The gate may be relatively narrow, but it’s hard to dance on a tight rope of our own making. It is for freedom that Christ has made us free. Let’s not get tangled up in barbed-wire fence rules again.
And for those who can’t contain the yeah-buts, try this.
When my grandfather retired he became the gardener for the property he and Grandma and my parents shared. This was a good arrangement until the signs of early dementia cropped up. The problem was that Grandpa was a farmer at heart, and not a gardener. As recent memories turned into dust in the wind, he returned to old painful memories and began to see mother’s flowers as weeds that competed for resources with the precious grain crops he fought so hard to grow during the dusty 30’s in Saskatchewan. Before Mom’s prize dahlias had a chance to bloom he hacked them down with his hoe.
Mother was not pleased. She was a farm girl too, and admired waves of wheat in an open field, and vegetable patches dripping with peas and beans as much as anyone, but she also appreciated “impractical” flower gardens that produced nothing more than visual pleasure.
When there is not enough to go around, survival comes first. The problem is that many of us return to familiar barrenness of past pain, and live our lives in fear of want, as if God is on a budget and there is not enough to go around. Without new memories our relationship with him can be one based merely on survival (what do I need to do to be saved?) and neglect appreciation of his beauty and abundance.

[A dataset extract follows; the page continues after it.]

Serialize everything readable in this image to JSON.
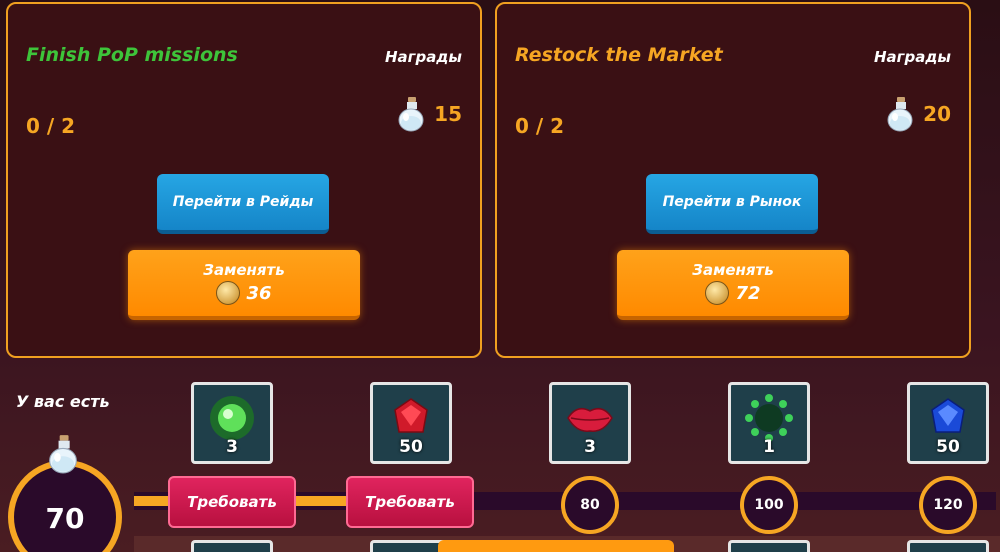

Francis Frangipane wrote:
“Indeed, Jesus frequently drew revelation about the Father from the observable world around Him. He told His disciples to “consider the lilies” (Luke 12:27) and spoke of God’s love and care, even for the sparrows (v. 6). He saw miracles of life contained within the power of a simple seed, and He made this revelation a centerpiece of His teaching (Matt. 13).
Indeed, many of the Lord’s greatest sermons were presented, not in the temple or behind the pulpit of a local synagogue, but in the cathedral of creation, at lakesides and hilltops.
We think of Gethsemane as the place where Jesus sweat blood in prayer, and so it was. But Gethsemane was a garden, and the Bible tells us that Jesus “often met there with His disciples”(John 18:2). I love the fact that the Lord routinely found joy among flowers and landscaping, and that He “often” brought His disciples there to teach them.
Yet not only was the setting of a garden a familiar place for Jesus while He was alive, but even in death His tomb was set in the midst of a garden (John 19:41). In fact, when He rose from the dead, a distressed Mary thought Him to be the gardener (John 20:15).
Jesus obviously saw the creation as an echo of the Father’s heart. He found in nature a place, a quiet place, to seek and find communion with God. Beloved don’t deny yourself this exquisite pleasure.”
There is more beauty, so much more beauty, in Jesus Christ than we yet know.